The Dolle’s sign – past and future
Is life just a box of popcorn? Life on the Boardwalk was watched over by a big red-orange sign, a beacon of Rehoboth Beach as you rode into town, growing ever larger as you scored a parking spot. I've been looking at it and painting it for years, surreptitiously searching the tops of the trash cans for the iconic black and white popcorn boxes for my collages.

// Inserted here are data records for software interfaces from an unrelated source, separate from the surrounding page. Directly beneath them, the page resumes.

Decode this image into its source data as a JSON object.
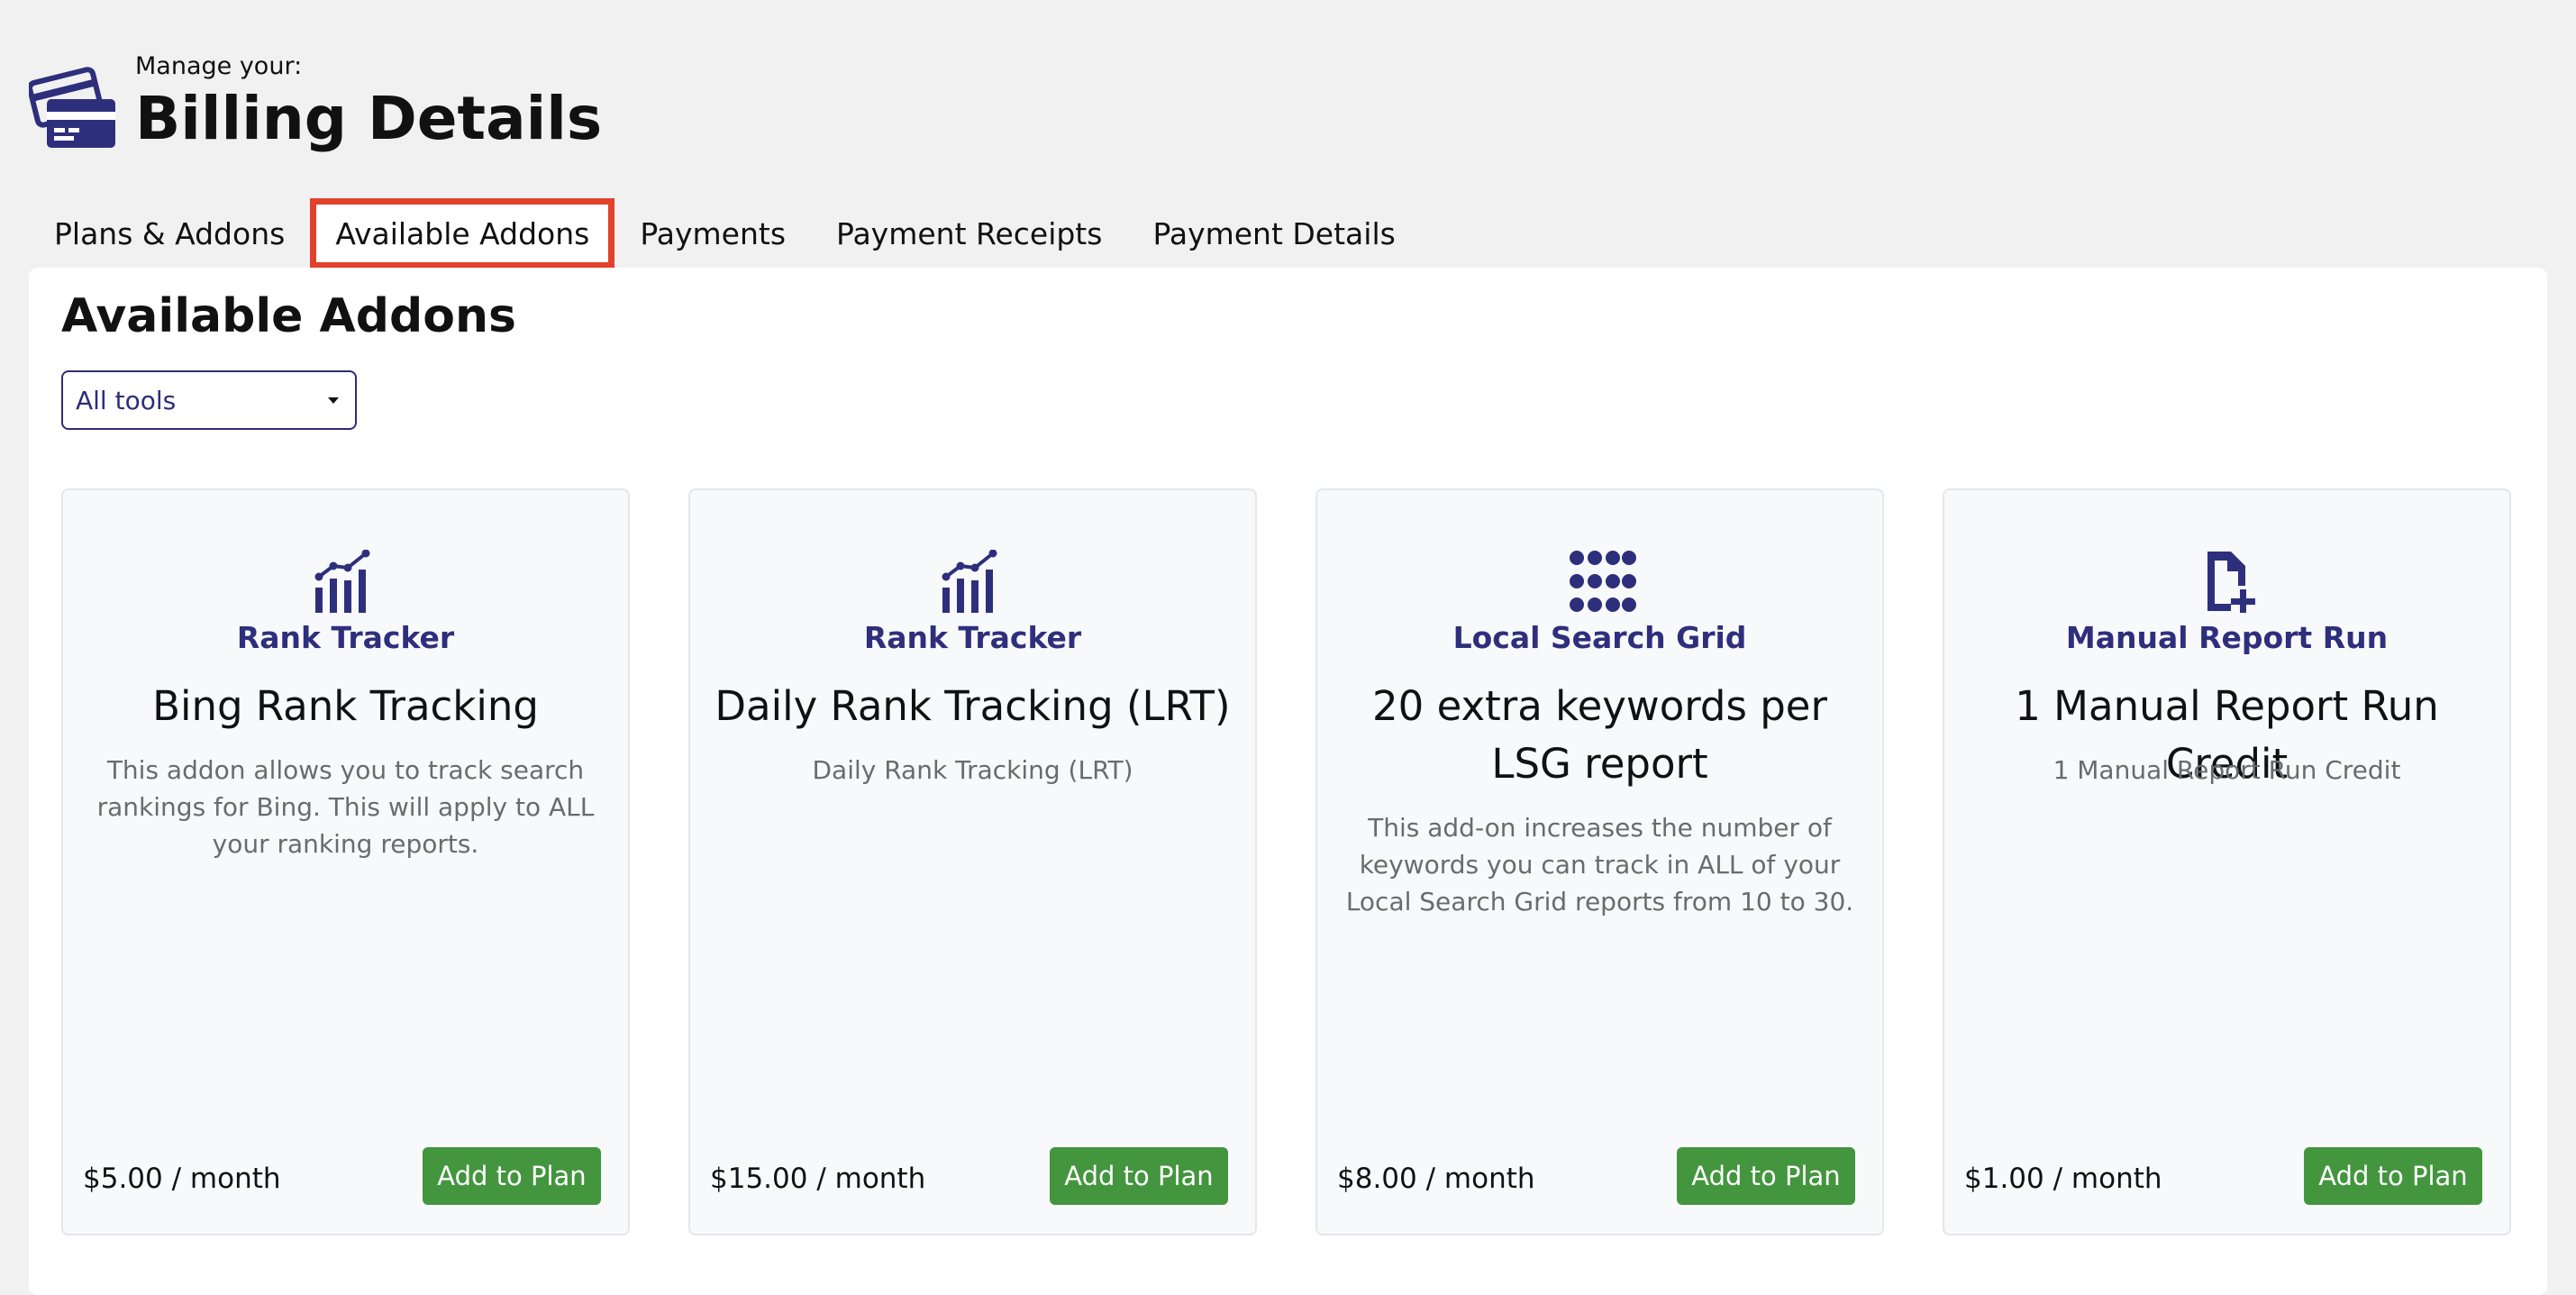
{
  "header": {
    "subtitle": "Manage your:",
    "title": "Billing Details",
    "icon": "credit-card-icon"
  },
  "tabs": [
    {
      "label": "Plans & Addons",
      "active": false
    },
    {
      "label": "Available Addons",
      "active": true
    },
    {
      "label": "Payments",
      "active": false
    },
    {
      "label": "Payment Receipts",
      "active": false
    },
    {
      "label": "Payment Details",
      "active": false
    }
  ],
  "panel": {
    "title": "Available Addons",
    "filter": {
      "selected": "All tools"
    }
  },
  "addons": [
    {
      "icon": "bar-chart-icon",
      "category": "Rank Tracker",
      "name": "Bing Rank Tracking",
      "description": "This addon allows you to track search rankings for Bing. This will apply to ALL your ranking reports.",
      "price": "$5.00 / month",
      "button": "Add to Plan"
    },
    {
      "icon": "bar-chart-icon",
      "category": "Rank Tracker",
      "name": "Daily Rank Tracking (LRT)",
      "description": "Daily Rank Tracking (LRT)",
      "price": "$15.00 / month",
      "button": "Add to Plan"
    },
    {
      "icon": "dot-grid-icon",
      "category": "Local Search Grid",
      "name": "20 extra keywords per LSG report",
      "description": "This add-on increases the number of keywords you can track in ALL of your Local Search Grid reports from 10 to 30.",
      "price": "$8.00 / month",
      "button": "Add to Plan"
    },
    {
      "icon": "file-plus-icon",
      "category": "Manual Report Run",
      "name": "1 Manual Report Run Credit",
      "description": "1 Manual Report Run Credit",
      "price": "$1.00 / month",
      "button": "Add to Plan"
    }
  ],
  "colors": {
    "accent": "#2e2f7c",
    "button": "#43953e",
    "active_tab_outline": "#e2412c"
  }
}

My childhood friend Georgeanne and I planned our Boardwalk maneuvers under the golden light of Dolle’s eaves on starry hot moonlit nights, the bins of taffy glowing in the background. We ran around, pausing only for a drink from the water fountain which stood there as a sentinel. The same as always. Having been erected there after the storm of '62, the Dolle’s sign has looked down on many changes. Brown weathered wooden benches became freshly painted white ones that glow at night.

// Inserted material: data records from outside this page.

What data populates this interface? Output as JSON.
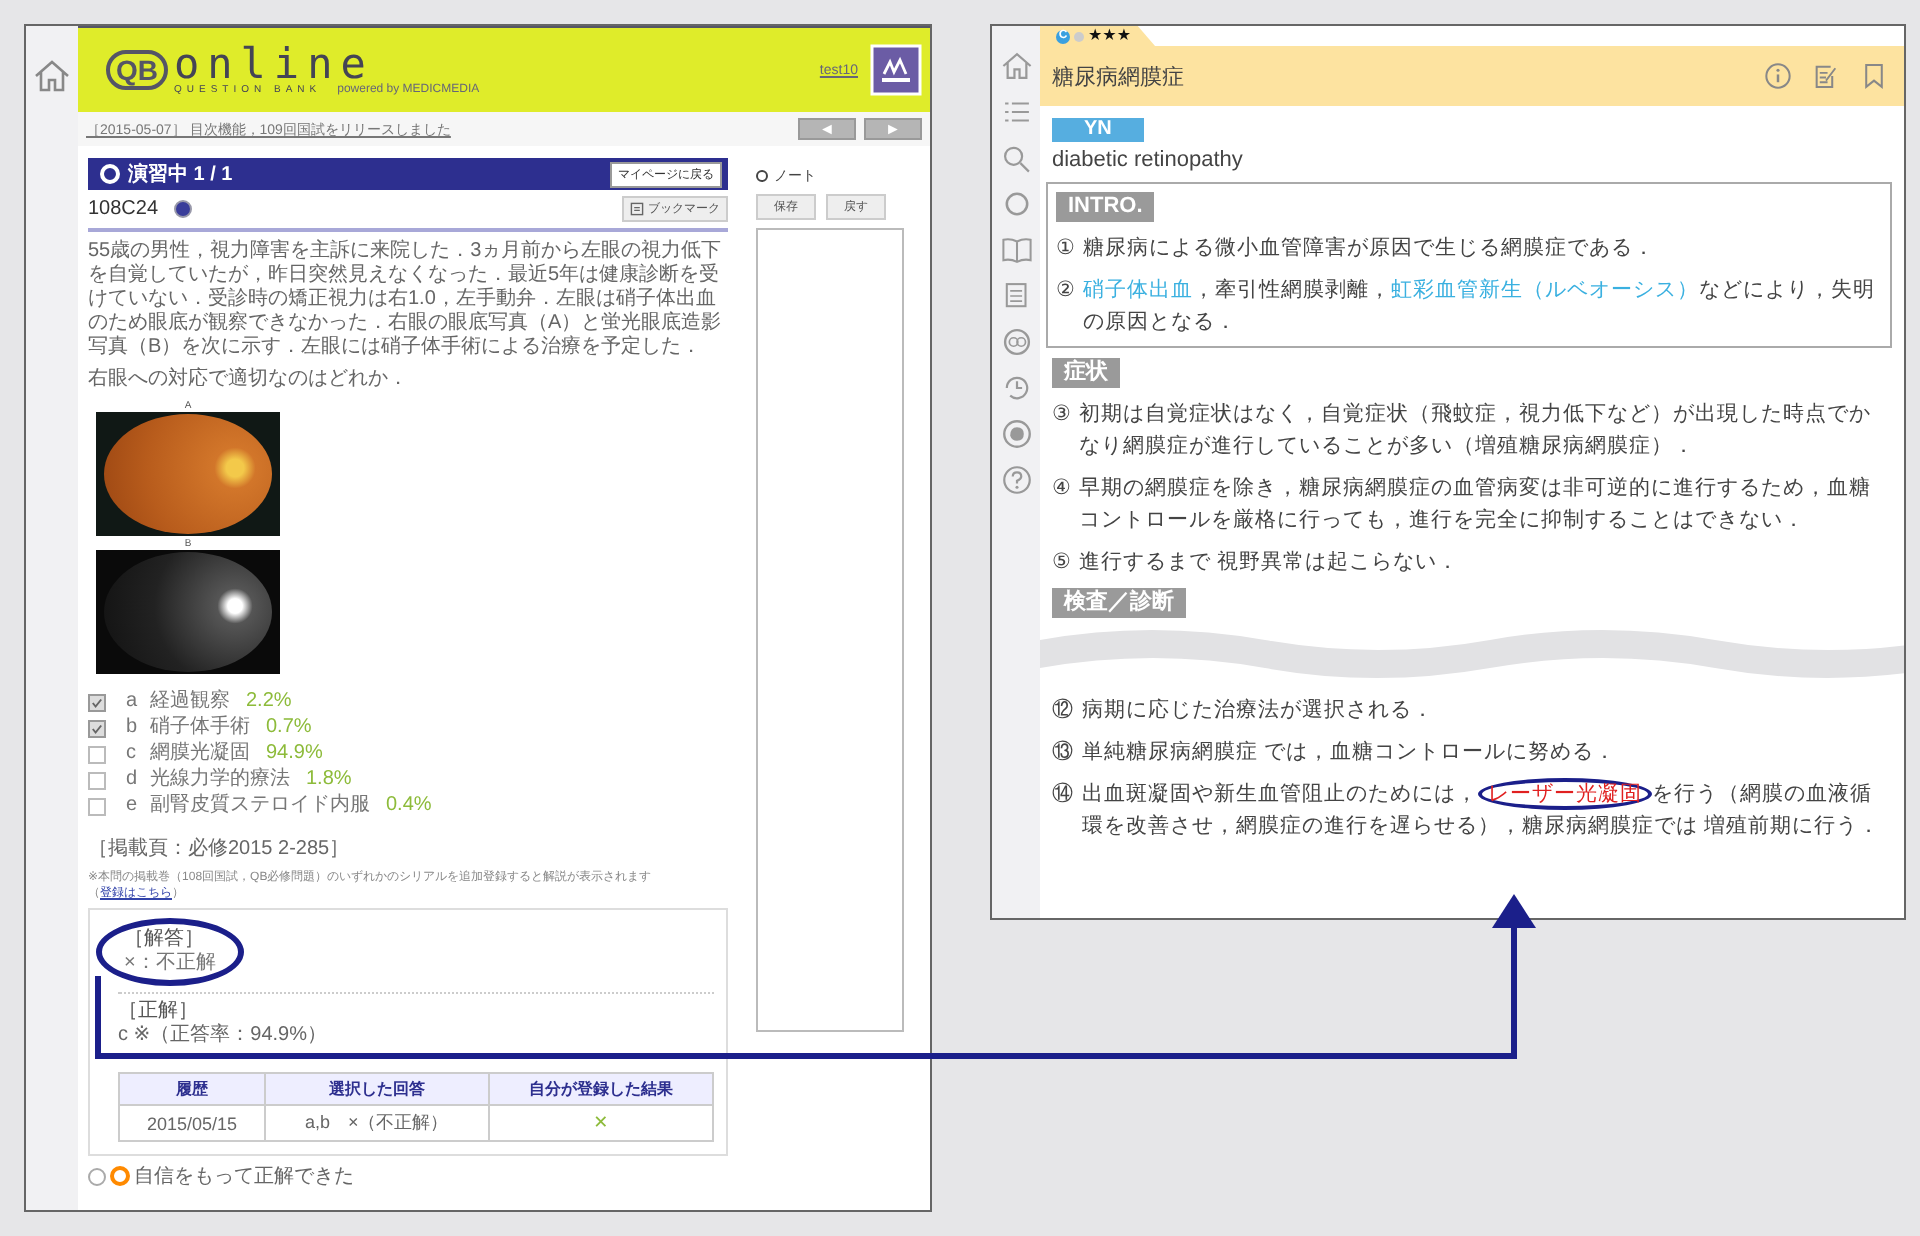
{
  "left": {
    "logo": {
      "mark": "QB",
      "title": "online",
      "subtitle": "QUESTION BANK",
      "powered": "powered by MEDICMEDIA"
    },
    "user": "test10",
    "news": "［2015-05-07］ 目次機能，109回国試をリリースしました",
    "nav_buttons": [
      "◄",
      "►"
    ],
    "practice": {
      "status": "演習中 1 / 1",
      "mypage_button": "マイページに戻る"
    },
    "question_id": "108C24",
    "bookmark_button": "ブックマーク",
    "question_text": "55歳の男性，視力障害を主訴に来院した．3ヵ月前から左眼の視力低下を自覚していたが，昨日突然見えなくなった．最近5年は健康診断を受けていない．受診時の矯正視力は右1.0，左手動弁．左眼は硝子体出血のため眼底が観察できなかった．右眼の眼底写真（A）と蛍光眼底造影写真（B）を次に示す．左眼には硝子体手術による治療を予定した．",
    "question_prompt": "右眼への対応で適切なのはどれか．",
    "images": [
      {
        "label": "A",
        "kind": "fundus"
      },
      {
        "label": "B",
        "kind": "angiogram"
      }
    ],
    "options": [
      {
        "letter": "a",
        "text": "経過観察",
        "rate": "2.2%",
        "checked": true
      },
      {
        "letter": "b",
        "text": "硝子体手術",
        "rate": "0.7%",
        "checked": true
      },
      {
        "letter": "c",
        "text": "網膜光凝固",
        "rate": "94.9%",
        "checked": false
      },
      {
        "letter": "d",
        "text": "光線力学的療法",
        "rate": "1.8%",
        "checked": false
      },
      {
        "letter": "e",
        "text": "副腎皮質ステロイド内服",
        "rate": "0.4%",
        "checked": false
      }
    ],
    "source": "［掲載頁：必修2015 2-285］",
    "notice": "※本問の掲載巻（108回国試，QB必修問題）のいずれかのシリアルを追加登録すると解説が表示されます（",
    "notice_link": "登録はこちら",
    "notice_end": "）",
    "answer": {
      "heading": "［解答］",
      "value": "×：不正解",
      "correct_heading": "［正解］",
      "correct_value": "c ※（正答率：94.9%）"
    },
    "history": {
      "columns": [
        "履歴",
        "選択した回答",
        "自分が登録した結果"
      ],
      "rows": [
        {
          "date": "2015/05/15",
          "answer": "a,b　×（不正解）",
          "result": "✕"
        }
      ]
    },
    "confidence": {
      "label": "自信をもって正解できた",
      "selected": false
    },
    "note": {
      "title": "ノート",
      "buttons": [
        "保存",
        "戻す"
      ]
    }
  },
  "right": {
    "tab": {
      "badge": "C",
      "stars": 3
    },
    "title": "糖尿病網膜症",
    "tag": "YN",
    "english": "diabetic  retinopathy",
    "sections": [
      {
        "heading": "INTRO.",
        "boxed": true,
        "gap_before_items": false,
        "items": [
          {
            "num": "①",
            "segments": [
              {
                "kind": "plain",
                "text": "糖尿病による微小血管障害が原因で生じる網膜症である．"
              }
            ]
          },
          {
            "num": "②",
            "segments": [
              {
                "kind": "link",
                "text": "硝子体出血"
              },
              {
                "kind": "plain",
                "text": "，牽引性網膜剥離，"
              },
              {
                "kind": "link",
                "text": "虹彩血管新生（ルベオーシス）"
              },
              {
                "kind": "plain",
                "text": "などにより，失明の原因となる．"
              }
            ]
          }
        ]
      },
      {
        "heading": "症状",
        "boxed": false,
        "gap_before_items": false,
        "items": [
          {
            "num": "③",
            "segments": [
              {
                "kind": "plain",
                "text": "初期は自覚症状はなく，自覚症状（飛蚊症，視力低下など）が出現した時点でかなり網膜症が進行していることが多い（増殖糖尿病網膜症）．"
              }
            ]
          },
          {
            "num": "④",
            "segments": [
              {
                "kind": "plain",
                "text": "早期の網膜症を除き，糖尿病網膜症の血管病変は非可逆的に進行するため，血糖コントロールを厳格に行っても，進行を完全に抑制することはできない．"
              }
            ]
          },
          {
            "num": "⑤",
            "segments": [
              {
                "kind": "plain",
                "text": "進行するまで 視野異常は起こらない．"
              }
            ]
          }
        ]
      },
      {
        "heading": "検査／診断",
        "boxed": false,
        "gap_before_items": true,
        "items": [
          {
            "num": "⑫",
            "segments": [
              {
                "kind": "plain",
                "text": "病期に応じた治療法が選択される．"
              }
            ]
          },
          {
            "num": "⑬",
            "segments": [
              {
                "kind": "plain",
                "text": "単純糖尿病網膜症 では，血糖コントロールに努める．"
              }
            ]
          },
          {
            "num": "⑭",
            "segments": [
              {
                "kind": "plain",
                "text": "出血斑凝固や新生血管阻止のためには，"
              },
              {
                "kind": "circled",
                "text": "レーザー光凝固"
              },
              {
                "kind": "plain",
                "text": "を行う（網膜の血液循環を改善させ，網膜症の進行を遅らせる），糖尿病網膜症では 増殖前期に行う．"
              }
            ]
          }
        ]
      }
    ]
  }
}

There was once a boardwalk that we could crawl under and treasure hunt for coins that fell through the cracks between the boards. Now there are protective dunes and seagrass right up to the edge. You must stand tall to see the blue sea and crashing waves, along with faraway ships blinking in the nighttime darkness.
The landscape has changed, and so has the Boardwalk dress code from long ago. My father used to wear a seersucker suit, and my mother wore her Sunday best. It was like a town square. Local townspeople would congregate, exchanging news. Exotic travelers from the "ferry" would parade past the bench-filling audience.
Funland is still there, the monument of familiarity – the sound of the rides, and the sparking bumper cars along with the smell of their greasy black floor that still fills the air. The Sea Dragon still sways, filled with screaming thrill seekers. Of course, the focal point is still the ornate merry-go-round moving slowly round and round, like the years that have passed.
I still savor it all, a spool of green tickets clutched in my hand, now for grandchildren. I'll tell them of my childhood days at our summer cottage by the pier in Dewey Beach. It was like that old movie, "The Summer of '42." Crabbing and running around the dunes by day, and turning our big finned woody station wagon toward the big red Dolle’s sign at night.
I suppose that it's coming down eventually from its present place of honor against a blazing cerulean blue sky or stormy clouds. A fresh wave of tourists and locals will grow familiar with its new home just down the street, the hungry sea gulls squawking and lurching for a popcorn prize the same as always.
That big red sign – it's been good to me!